As part of the Goethe-Institut London's 60th anniversary, we are celebrating with 3 Goethe Annual Lectures this year featuring author Mithu Sanyal, musician Matthew Herbert and Professor Mercedes Bunz.
In her talk, Mercedes Bunz will dig into the ways contemporary AI systems ‘calculate meaning’ - a field traditionally assigned to culture. She will explore ways in which AI systems analyse our world, and could transform our culture by assisting us with their intelligence – albeit not human intelligence.

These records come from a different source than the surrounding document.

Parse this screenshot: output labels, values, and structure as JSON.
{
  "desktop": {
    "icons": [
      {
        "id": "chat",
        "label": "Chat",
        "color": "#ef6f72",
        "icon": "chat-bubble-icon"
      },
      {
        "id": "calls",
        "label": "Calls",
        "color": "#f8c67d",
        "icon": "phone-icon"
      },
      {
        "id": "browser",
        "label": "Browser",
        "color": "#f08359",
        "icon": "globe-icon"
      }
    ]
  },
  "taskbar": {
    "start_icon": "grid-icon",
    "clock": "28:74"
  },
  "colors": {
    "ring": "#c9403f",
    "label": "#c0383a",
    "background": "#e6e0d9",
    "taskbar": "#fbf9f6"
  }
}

Using work from contemporary artists and researchers such as Memo Atken, Rafik Anadol, Stephanie Dinkins, Adam Harvey, and Allison Parrish, the talk will discuss not only how artists can help us in understanding the particular power of AI systems, but also how AI systems make sense of our world and symbols. At the same time, these playful, curious, and sometimes critical artistic approaches toward AI point to something else according to Mercedes Bunz: a profound human misunderstanding of the culture of AI.

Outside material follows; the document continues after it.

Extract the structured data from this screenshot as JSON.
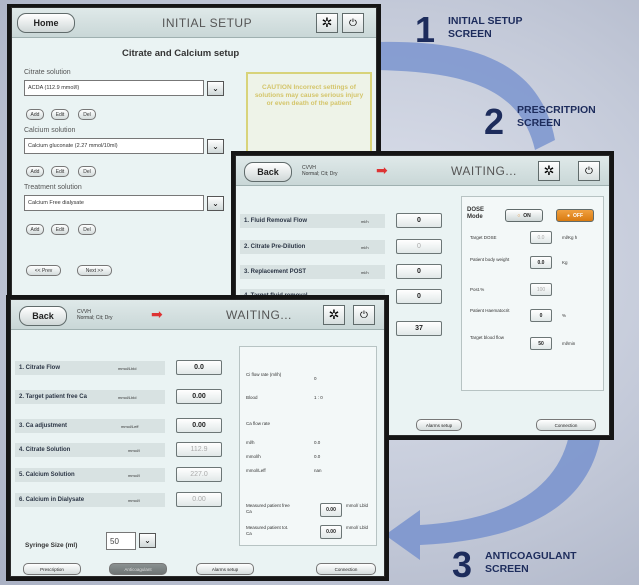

Mercedes Bunz is a professor in Digital Culture and Society at the Department of Digital Humanities, King's College London. She studied Philosophy, Art History, and Media Studies at the FU Berlin and the Bauhaus University Weimar, and wrote her thesis on ‘The history of the internet-driven by a deep curiosity about digital technology'. Until today, she has not been disappointed by the transforming field that is digital technology, which provides her reliably with new aspects to think constantly about.

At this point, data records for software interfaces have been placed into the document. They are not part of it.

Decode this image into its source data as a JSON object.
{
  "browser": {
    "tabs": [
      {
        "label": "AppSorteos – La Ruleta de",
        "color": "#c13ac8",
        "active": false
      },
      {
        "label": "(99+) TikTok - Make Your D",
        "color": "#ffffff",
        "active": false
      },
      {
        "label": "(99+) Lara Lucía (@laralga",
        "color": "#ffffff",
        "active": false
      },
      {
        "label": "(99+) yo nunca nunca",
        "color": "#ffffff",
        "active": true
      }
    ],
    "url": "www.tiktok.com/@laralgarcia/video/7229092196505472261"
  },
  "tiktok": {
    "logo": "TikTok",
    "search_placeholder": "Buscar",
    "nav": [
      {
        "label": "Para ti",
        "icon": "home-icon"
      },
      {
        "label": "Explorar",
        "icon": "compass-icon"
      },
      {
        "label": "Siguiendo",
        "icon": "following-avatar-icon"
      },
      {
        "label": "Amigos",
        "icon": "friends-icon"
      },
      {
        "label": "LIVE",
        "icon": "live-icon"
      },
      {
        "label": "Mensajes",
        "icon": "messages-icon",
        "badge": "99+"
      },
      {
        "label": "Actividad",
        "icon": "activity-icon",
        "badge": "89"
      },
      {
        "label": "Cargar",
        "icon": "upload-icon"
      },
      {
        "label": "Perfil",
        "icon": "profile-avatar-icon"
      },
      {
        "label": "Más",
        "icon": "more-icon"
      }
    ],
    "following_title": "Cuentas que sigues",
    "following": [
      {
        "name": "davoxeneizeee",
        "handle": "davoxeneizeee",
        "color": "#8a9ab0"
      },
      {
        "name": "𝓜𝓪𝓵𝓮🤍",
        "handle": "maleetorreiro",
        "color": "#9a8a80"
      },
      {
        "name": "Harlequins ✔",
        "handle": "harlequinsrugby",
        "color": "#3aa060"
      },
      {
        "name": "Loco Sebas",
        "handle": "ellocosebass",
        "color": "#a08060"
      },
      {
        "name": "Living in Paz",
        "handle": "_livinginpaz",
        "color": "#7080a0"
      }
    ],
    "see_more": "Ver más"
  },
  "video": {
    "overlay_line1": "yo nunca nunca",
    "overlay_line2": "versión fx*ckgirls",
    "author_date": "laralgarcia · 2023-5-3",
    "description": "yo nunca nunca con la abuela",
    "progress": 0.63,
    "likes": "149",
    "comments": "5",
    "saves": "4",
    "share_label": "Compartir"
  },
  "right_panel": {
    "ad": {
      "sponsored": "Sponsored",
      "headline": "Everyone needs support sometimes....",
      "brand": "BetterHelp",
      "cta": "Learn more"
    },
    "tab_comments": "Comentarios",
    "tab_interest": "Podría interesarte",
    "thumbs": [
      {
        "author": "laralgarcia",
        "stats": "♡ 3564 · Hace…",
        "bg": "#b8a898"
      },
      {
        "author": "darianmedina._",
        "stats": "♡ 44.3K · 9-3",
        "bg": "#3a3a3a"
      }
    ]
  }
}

At the moment, that is Artificial Intelligence and ‘machine learning’. Delving into the topics of AI and ‘machine learning’, Bunz co-leads the Creative AI Lab, a collaboration with the Serpentine Gallery, London. Her latest publications are 'How Not to Be Governed Like That by Our Digital Technologies' in The Ends of Critique: Methods, Institutions, Politics, edited by K. Thiele, B. Kaiser, T. O’Leary (Rowman & Littlefield) and with Claudia Aradau 'Dismantling the apparatus of domination? Left critiques of AI' in Radical Philosophy.
Past speakers of our Annual Lecture include Dan Hicks (2021), Sharon Dodua Otoo (2020), John Kampfner (2019), Brendan Simms (2018), Anne McElvoy (2017), Neil MacGregor (2016), Christopher Clark (2014), David Chipperfield (2012), Norman Rosenthal (2010), Tacita Dean (2006), Peter Jonas (2005), Ian Kershaw (2003), Richard Wentworth (2002) and AS Byatt (2001).